Sarah Wray writes, “Perhaps ‘smart cities’ is perceived as having too much of a focus on the technology rather than benefits.” She has heard suggestions to change the moniker to things like intelligent city, wise city, enlightened city and lovable city. She observes, “These better demonstrate the human aspect and the fact that cities are not machines; they are diverse, living organisms that are always changing. … While most of these terms have merit, none of them are perfect, or as pervasive as ‘smart cities’.” We probably shouldn’t anguish over the name or definition of a smart city; rather, we should focus on beneficial outcomes that make cities more livable and resource wise. The staff at Knowledge@Wharton writes, “The global smart-city movement, which has been around for more than two decades, has gone through three phases of evolution. It initially focused on technology-led solutions to challenges. Then came a citizen-centric, collaborative approach in the second phase.
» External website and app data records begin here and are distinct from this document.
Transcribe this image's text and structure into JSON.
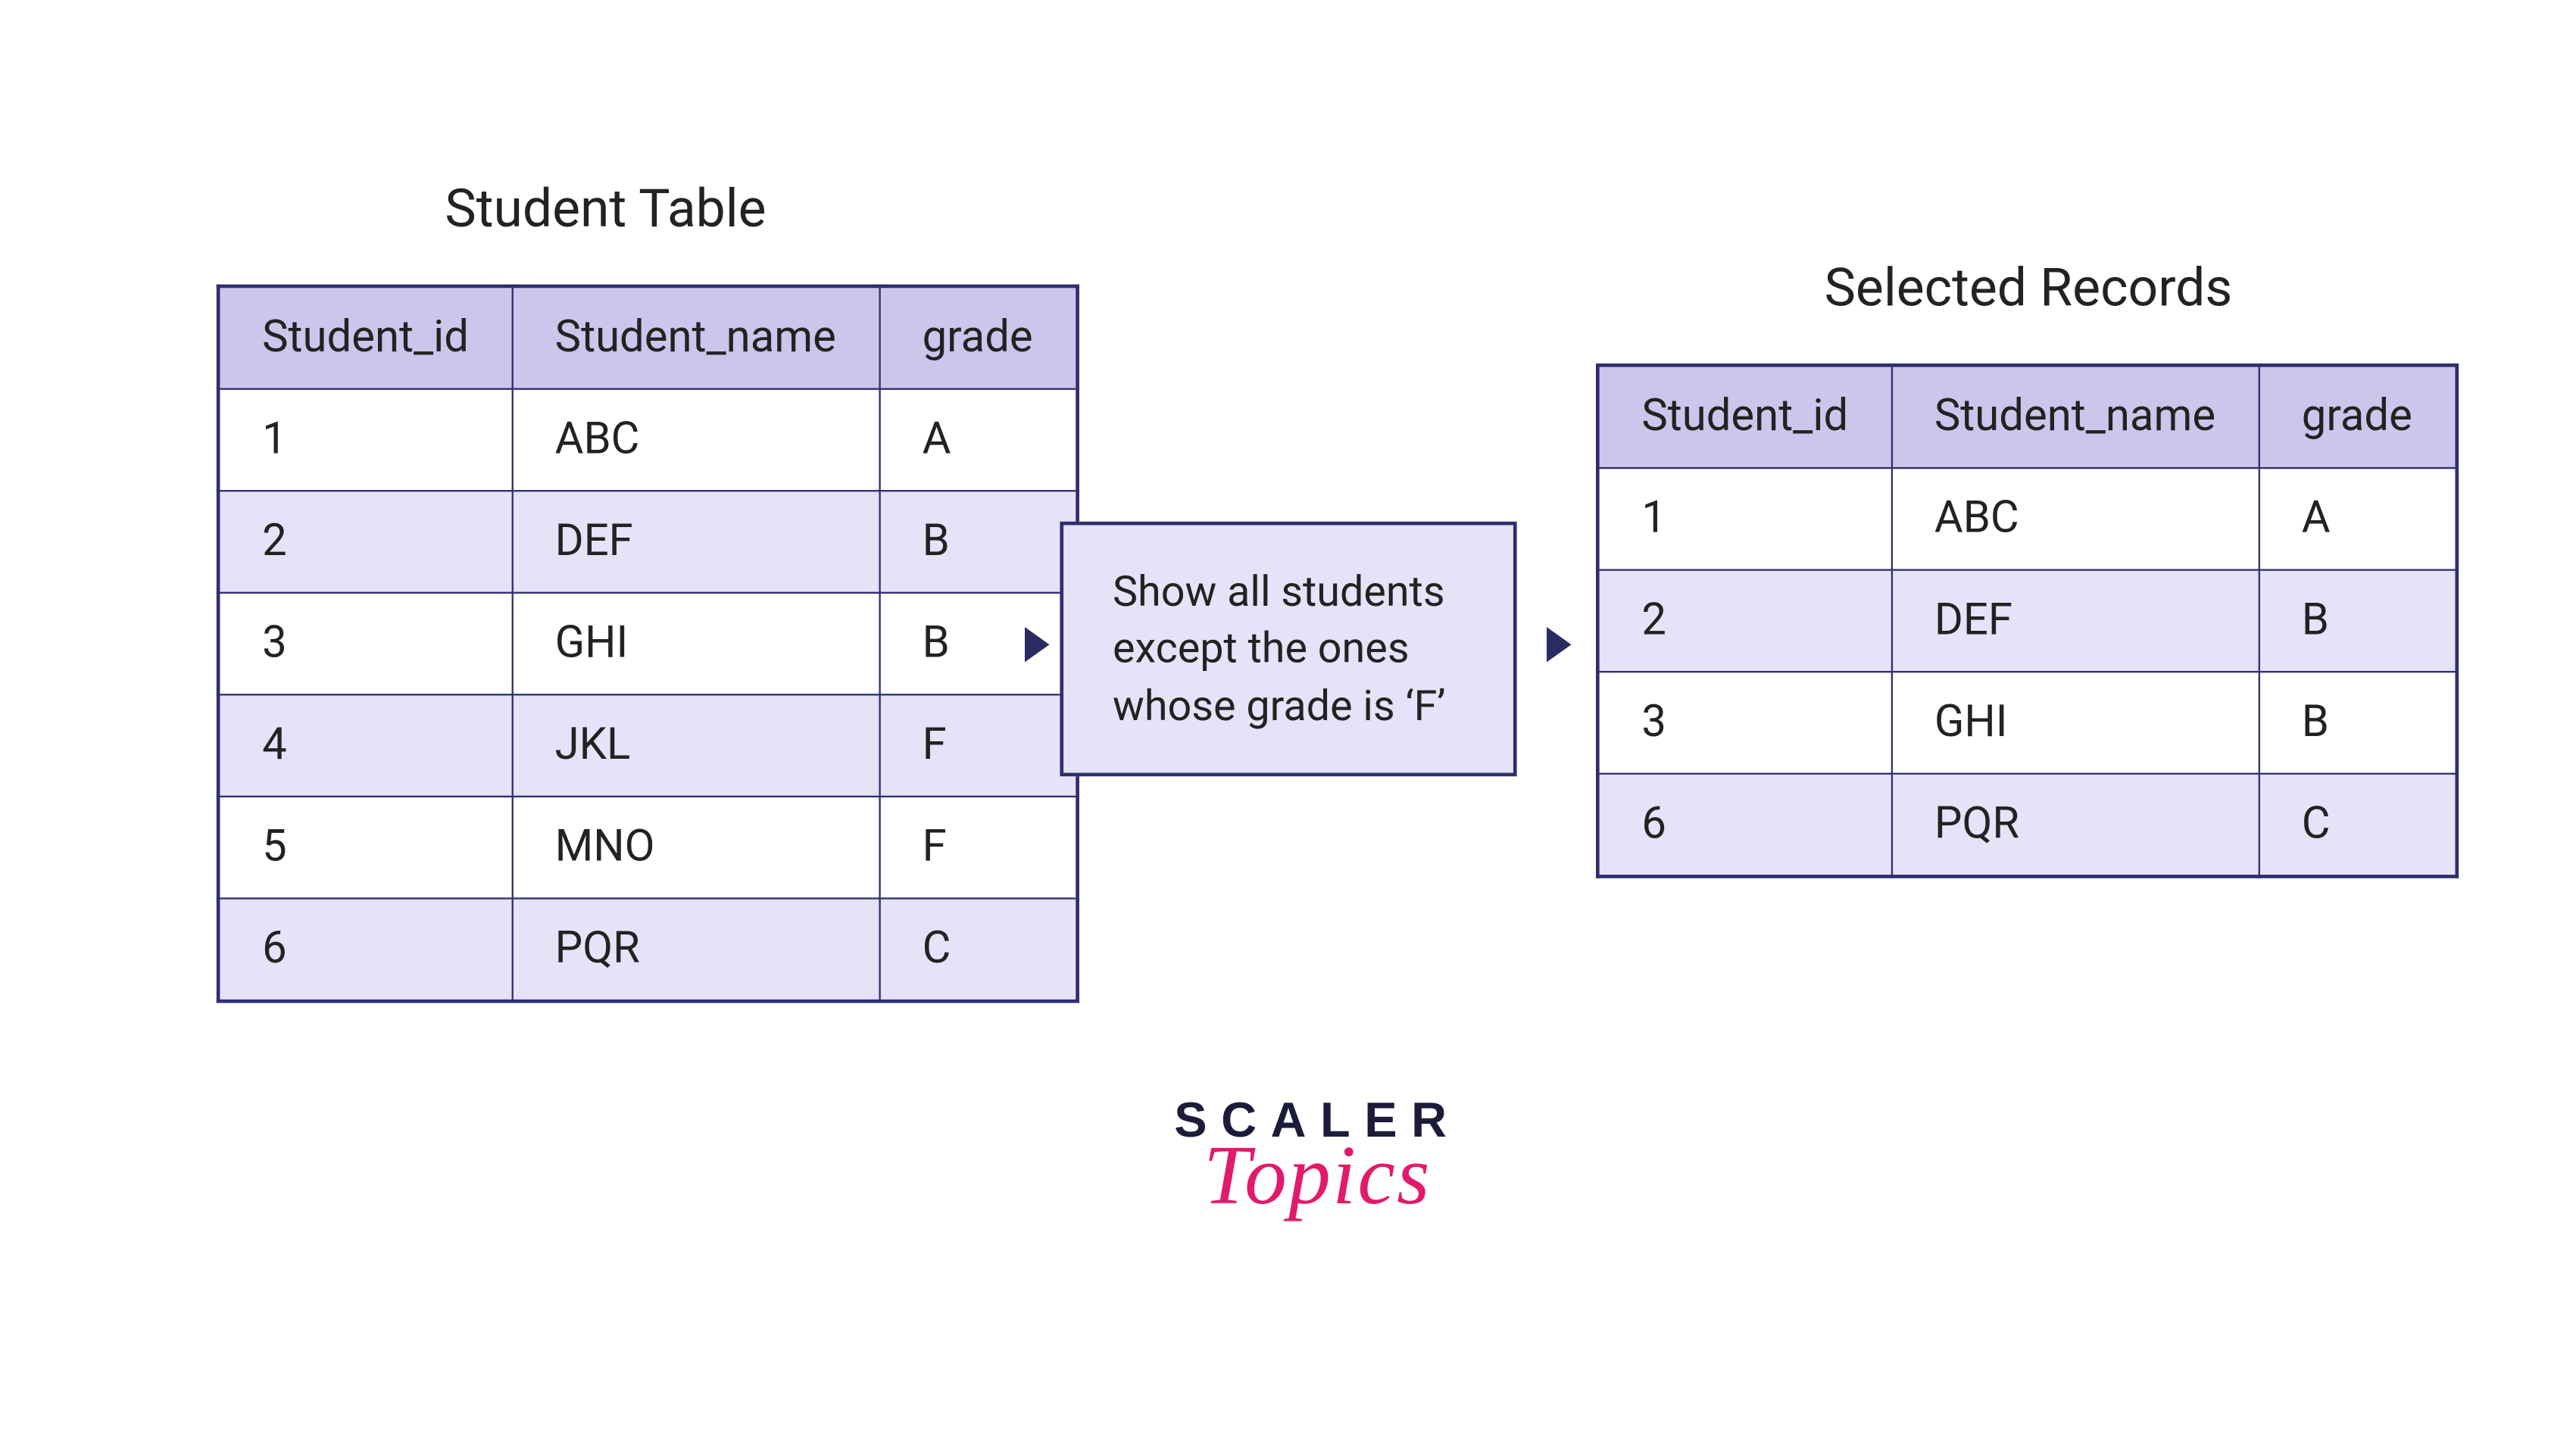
{
  "tables": {
    "left": {
      "title": "Student Table",
      "headers": [
        "Student_id",
        "Student_name",
        "grade"
      ],
      "rows": [
        [
          "1",
          "ABC",
          "A"
        ],
        [
          "2",
          "DEF",
          "B"
        ],
        [
          "3",
          "GHI",
          "B"
        ],
        [
          "4",
          "JKL",
          "F"
        ],
        [
          "5",
          "MNO",
          "F"
        ],
        [
          "6",
          "PQR",
          "C"
        ]
      ]
    },
    "right": {
      "title": "Selected Records",
      "headers": [
        "Student_id",
        "Student_name",
        "grade"
      ],
      "rows": [
        [
          "1",
          "ABC",
          "A"
        ],
        [
          "2",
          "DEF",
          "B"
        ],
        [
          "3",
          "GHI",
          "B"
        ],
        [
          "6",
          "PQR",
          "C"
        ]
      ]
    }
  },
  "filter_text": "Show all students except the ones whose grade is ‘F’",
  "logo": {
    "line1": "SCALER",
    "line2": "Topics"
  }
}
Now, the features of smart cities have expanded further to include safety, happiness and well-being.” Maybe the lovable city will someday catch on.
 Freda Miklin, “What does it mean to be a ‘Smart City’?” The Villager, 3 July 2019.
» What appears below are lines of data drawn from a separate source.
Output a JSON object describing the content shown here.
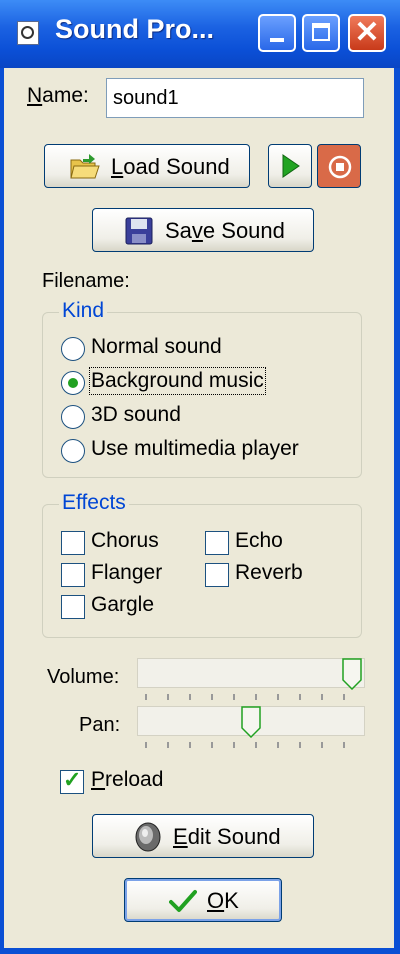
{
  "window": {
    "title": "Sound Pro...",
    "icons": {
      "app": "sound-file-icon",
      "minimize": "minimize-icon",
      "maximize": "maximize-icon",
      "close": "close-icon"
    },
    "close_glyph": "✕"
  },
  "name": {
    "label_ul": "N",
    "label_rest": "ame:",
    "value": "sound1"
  },
  "load_button": {
    "label_ul": "L",
    "label_rest": "oad Sound",
    "icon": "open-folder-icon"
  },
  "play_button": {
    "icon": "play-icon"
  },
  "stop_button": {
    "icon": "stop-icon"
  },
  "save_button": {
    "label_pre": "Sa",
    "label_ul": "v",
    "label_rest": "e Sound",
    "icon": "floppy-disk-icon"
  },
  "filename": {
    "label": "Filename:"
  },
  "kind": {
    "legend": "Kind",
    "options": [
      "Normal sound",
      "Background music",
      "3D sound",
      "Use multimedia player"
    ],
    "selected": "Background music"
  },
  "effects": {
    "legend": "Effects",
    "items": [
      {
        "label": "Chorus",
        "checked": false
      },
      {
        "label": "Echo",
        "checked": false
      },
      {
        "label": "Flanger",
        "checked": false
      },
      {
        "label": "Reverb",
        "checked": false
      },
      {
        "label": "Gargle",
        "checked": false
      }
    ]
  },
  "volume": {
    "label": "Volume:",
    "value_percent": 100
  },
  "pan": {
    "label": "Pan:",
    "value_percent": 50
  },
  "preload": {
    "label_ul": "P",
    "label_rest": "reload",
    "checked": true
  },
  "edit_button": {
    "label_ul": "E",
    "label_rest": "dit Sound",
    "icon": "speaker-icon"
  },
  "ok_button": {
    "label_ul": "O",
    "label_rest": "K",
    "icon": "checkmark-icon"
  },
  "colors": {
    "accent": "#21a121",
    "titlebar": "#0b4fd6",
    "dialog_bg": "#ece9d8",
    "group_legend": "#0046d5"
  }
}
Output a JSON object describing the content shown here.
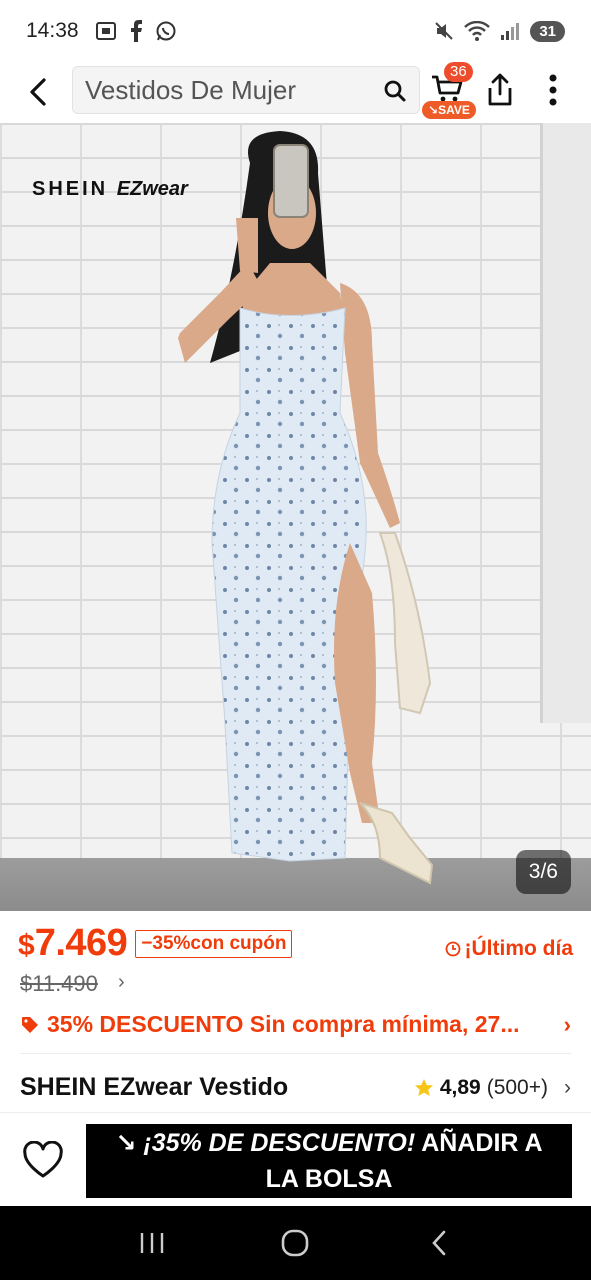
{
  "status_bar": {
    "time": "14:38",
    "left_icons": [
      "screenshot-icon",
      "facebook-icon",
      "whatsapp-icon"
    ],
    "right_icons": [
      "mute-icon",
      "wifi-icon",
      "signal-icon"
    ],
    "battery": "31"
  },
  "header": {
    "search_text": "Vestidos De Mujer",
    "cart_count": "36",
    "save_label": "SAVE"
  },
  "product_image": {
    "brand_logo_main": "SHEIN",
    "brand_logo_sub": "EZwear",
    "counter": "3/6"
  },
  "price": {
    "currency_symbol": "$",
    "current": "7.469",
    "coupon": "−35%con cupón",
    "original": "$11.490",
    "last_day": "¡Último día"
  },
  "promo": {
    "text": "35% DESCUENTO Sin compra mínima,  27..."
  },
  "product": {
    "title": "SHEIN EZwear Vestido",
    "rating": "4,89",
    "reviews": "(500+)"
  },
  "action_bar": {
    "add_promo": "¡35% DE DESCUENTO!",
    "add_label": "AÑADIR A LA BOLSA"
  },
  "colors": {
    "accent": "#f03c0a",
    "button_bg": "#000000",
    "star": "#f5c518"
  }
}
 Joe Cortright, “What does it mean to be a ‘Smart City’?” City Commentary, 27 April 2017.
 Jenny McGrath, “Becoming a smart city takes more than sensors and buzzwords,” Digital Trends, 24 July 2018.
 Bas Boorsma, “So what exactly is a ‘smart city’?” City Metric, 7 November 2017.
 Andrew Soergel, “What Makes a City Smart?” U.S. News & World Report, 12 January 2018.
 Aaron Hurst, “What are the elements of a smart city?” Information Age, 2 August 2018.
 Staff, “Essentials to Build a Smart City,” Gov CIO Outlook, 8 January 2019.
 Sarah Wray, “Smart cities: What’s in a name?” SmartCitiesWorld, 11 July 2018.
 Knowledge@Wharton, “Want to Build a Smart City?” Fair Observer, 27 April 2019.